-- ABOUT THIS TASK --
With nothing added or dropped, output every record below exactly.

══════

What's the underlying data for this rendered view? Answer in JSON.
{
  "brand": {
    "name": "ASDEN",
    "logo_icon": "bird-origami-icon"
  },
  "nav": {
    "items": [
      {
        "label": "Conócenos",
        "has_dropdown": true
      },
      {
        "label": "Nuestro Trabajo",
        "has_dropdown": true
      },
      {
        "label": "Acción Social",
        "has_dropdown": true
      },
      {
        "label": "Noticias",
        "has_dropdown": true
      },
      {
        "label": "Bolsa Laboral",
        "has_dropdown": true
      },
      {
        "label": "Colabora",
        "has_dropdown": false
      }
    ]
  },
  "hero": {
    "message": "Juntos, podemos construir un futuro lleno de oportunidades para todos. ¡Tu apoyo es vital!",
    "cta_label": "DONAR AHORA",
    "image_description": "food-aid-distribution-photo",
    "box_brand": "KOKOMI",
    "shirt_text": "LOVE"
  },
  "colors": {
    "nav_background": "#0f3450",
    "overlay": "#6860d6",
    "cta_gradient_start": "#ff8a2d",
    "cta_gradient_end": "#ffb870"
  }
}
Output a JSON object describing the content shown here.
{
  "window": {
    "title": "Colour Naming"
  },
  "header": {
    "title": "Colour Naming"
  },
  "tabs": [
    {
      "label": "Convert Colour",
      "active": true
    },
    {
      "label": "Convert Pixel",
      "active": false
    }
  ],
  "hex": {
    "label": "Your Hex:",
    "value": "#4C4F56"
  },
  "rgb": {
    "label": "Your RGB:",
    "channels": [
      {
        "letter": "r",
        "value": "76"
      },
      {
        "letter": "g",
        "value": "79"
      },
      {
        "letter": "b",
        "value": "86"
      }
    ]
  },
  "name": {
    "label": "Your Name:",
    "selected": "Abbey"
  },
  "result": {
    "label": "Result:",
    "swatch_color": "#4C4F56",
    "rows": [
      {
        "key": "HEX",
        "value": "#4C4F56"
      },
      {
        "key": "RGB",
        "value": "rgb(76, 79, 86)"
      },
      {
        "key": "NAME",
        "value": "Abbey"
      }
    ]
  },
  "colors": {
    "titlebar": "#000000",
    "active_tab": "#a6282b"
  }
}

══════

-- SOLUTION TO THE EXERCISE --
What's the underlying data for this rendered view? Answer in JSON.
{
  "brand": {
    "name": "ASDEN",
    "logo_icon": "bird-origami-icon"
  },
  "nav": {
    "items": [
      {
        "label": "Conócenos",
        "has_dropdown": true
      },
      {
        "label": "Nuestro Trabajo",
        "has_dropdown": true
      },
      {
        "label": "Acción Social",
        "has_dropdown": true
      },
      {
        "label": "Noticias",
        "has_dropdown": true
      },
      {
        "label": "Bolsa Laboral",
        "has_dropdown": true
      },
      {
        "label": "Colabora",
        "has_dropdown": false
      }
    ]
  },
  "hero": {
    "message": "Juntos, podemos construir un futuro lleno de oportunidades para todos. ¡Tu apoyo es vital!",
    "cta_label": "DONAR AHORA",
    "image_description": "food-aid-distribution-photo",
    "box_brand": "KOKOMI",
    "shirt_text": "LOVE"
  },
  "colors": {
    "nav_background": "#0f3450",
    "overlay": "#6860d6",
    "cta_gradient_start": "#ff8a2d",
    "cta_gradient_end": "#ffb870"
  }
}
Output a JSON object describing the content shown here.
{
  "window": {
    "title": "Colour Naming"
  },
  "header": {
    "title": "Colour Naming"
  },
  "tabs": [
    {
      "label": "Convert Colour",
      "active": true
    },
    {
      "label": "Convert Pixel",
      "active": false
    }
  ],
  "hex": {
    "label": "Your Hex:",
    "value": "#4C4F56"
  },
  "rgb": {
    "label": "Your RGB:",
    "channels": [
      {
        "letter": "r",
        "value": "76"
      },
      {
        "letter": "g",
        "value": "79"
      },
      {
        "letter": "b",
        "value": "86"
      }
    ]
  },
  "name": {
    "label": "Your Name:",
    "selected": "Abbey"
  },
  "result": {
    "label": "Result:",
    "swatch_color": "#4C4F56",
    "rows": [
      {
        "key": "HEX",
        "value": "#4C4F56"
      },
      {
        "key": "RGB",
        "value": "rgb(76, 79, 86)"
      },
      {
        "key": "NAME",
        "value": "Abbey"
      }
    ]
  },
  "colors": {
    "titlebar": "#000000",
    "active_tab": "#a6282b"
  }
}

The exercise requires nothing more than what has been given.